Or, "My friends went to Mexico and all I got was this lousy carnivorous plant infection!" It's another tourist-terror movie, but this time instead of the sadistic Europeans of the Hostel movies or the organ-harvesters of Turistas it's a Mayan temple infested with hungry plants, and a group of young American tourists, led by Jena Malone and Jonathan Tucker, stumble into it, only to have the locals box them in, shooting anyone who tries to get away in order to stop the spread of the infection. Assuming that the plant doesn't spread via spores or seeds, it raises the question: why not a fence?
It's a pretty pulpy, straight-forward premise (from the novel by Scott Smith) that leads to a movie that works on a basic, 'what kind of crap is going to happen to happen to these people next?' level, with little space needed for elaboration or explanations. And the movie, directed by Carter Smith, isn't bad, but the filmmakers forgot one crucial element: they forgot to make the movie actually about anything.

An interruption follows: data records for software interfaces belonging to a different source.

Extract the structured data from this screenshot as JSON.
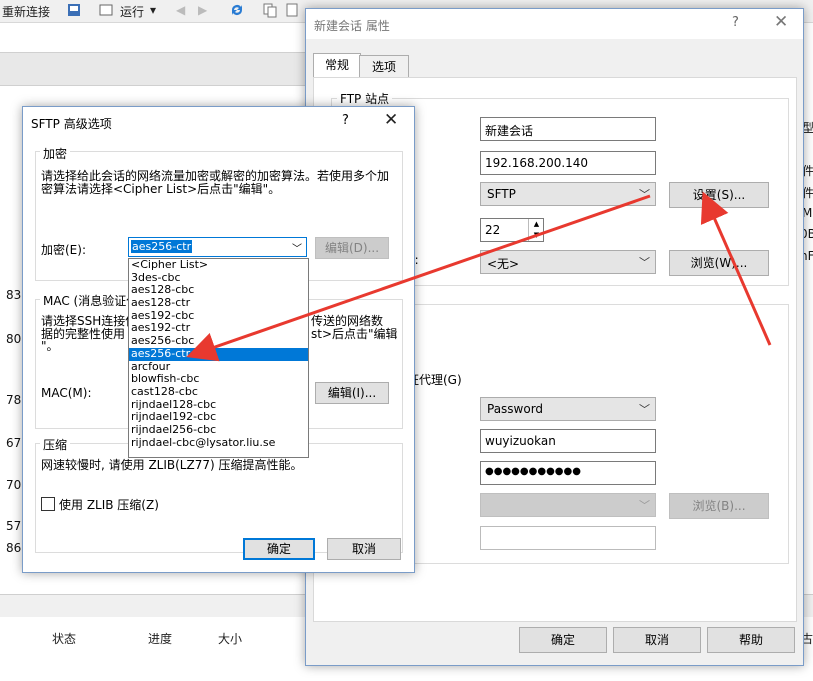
{
  "background_app": {
    "toolbar": {
      "new_connection": "重新连接",
      "run": "运行",
      "run_arrow": "▾"
    },
    "left_numbers": [
      "83",
      "80",
      "78",
      "67",
      "70",
      "57",
      "86"
    ],
    "right_fragments": [
      "型",
      "件",
      "件",
      "M",
      "0B",
      "nF"
    ],
    "row_text_a": "—",
    "status_bar": {
      "status": "状态",
      "progress": "进度",
      "size": "大小",
      "right": "古"
    }
  },
  "properties_dialog": {
    "title": "新建会话 属性",
    "help_glyph": "?",
    "close_glyph": "✕",
    "tabs": [
      "常规",
      "选项"
    ],
    "ftp_group_title": "FTP 站点",
    "name_value": "新建会话",
    "host_value": "192.168.200.140",
    "protocol_value": "SFTP",
    "settings_button": "设置(S)...",
    "port_value": "22",
    "colon_label": "):",
    "proxy_value": "<无>",
    "browse_button_1": "浏览(W)...",
    "partial_label_1": ")",
    "partial_label_2": "证代理(G)",
    "auth_method_value": "Password",
    "username_value": "wuyizuokan",
    "password_value": "●●●●●●●●●●●",
    "browse_button_2": "浏览(B)...",
    "ok_button": "确定",
    "cancel_button": "取消",
    "help_button": "帮助"
  },
  "sftp_dialog": {
    "title": "SFTP 高级选项",
    "help_glyph": "?",
    "close_glyph": "✕",
    "encryption_group": "加密",
    "encryption_desc_1": "请选择给此会话的网络流量加密或解密的加密算法。若使用多个加",
    "encryption_desc_2": "密算法请选择<Cipher List>后点击\"编辑\"。",
    "encryption_label": "加密(E):",
    "encryption_value": "aes256-ctr",
    "edit_d_button": "编辑(D)...",
    "mac_group": "MAC (消息验证代",
    "mac_desc_1": "请选择SSH连接使",
    "mac_desc_1_right": "传送的网络数",
    "mac_desc_2": "据的完整性使用",
    "mac_desc_2_right": "st>后点击\"编辑",
    "mac_desc_3": "\"。",
    "mac_label": "MAC(M):",
    "edit_i_button": "编辑(I)...",
    "compress_group": "压缩",
    "compress_desc": "网速较慢时, 请使用 ZLIB(LZ77) 压缩提高性能。",
    "zlib_checkbox_label": "使用 ZLIB 压缩(Z)",
    "ok_button": "确定",
    "cancel_button": "取消",
    "cipher_options": [
      "<Cipher List>",
      "3des-cbc",
      "aes128-cbc",
      "aes128-ctr",
      "aes192-cbc",
      "aes192-ctr",
      "aes256-cbc",
      "aes256-ctr",
      "arcfour",
      "blowfish-cbc",
      "cast128-cbc",
      "rijndael128-cbc",
      "rijndael192-cbc",
      "rijndael256-cbc",
      "rijndael-cbc@lysator.liu.se"
    ],
    "selected_index": 7
  },
  "colors": {
    "accent": "#0078d7",
    "arrow": "#e8392f",
    "dialog_bg": "#f0f0f0"
  }
}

Now I'm not asking that the movie layer on an unwanted coat of metaphor or allegory when it works reasonably well as a straight-forward narrative, but even Eli Roth was smart enough to work in a critique of global capitalism into his movies. If you're making a movie about a killer plant infesting a Mayan temple that can mimic the human voice and strip flesh off bones, you need to either add in some thematic resonances, or you need to make it the best, craziest, most suspenseful killer plant movie ever made (I'm calling you out, Day of the Triffids). And unfortunately, The Ruins doesn't do either of those two things and so it floats, unfixed in a larger artistic framework, and only moderately compelling as a roller-coaster ride. Even though there's a fair amount of suspense and the cast is game, it's horror-movie junk food - okay in the moment, totally forgettable afterwards.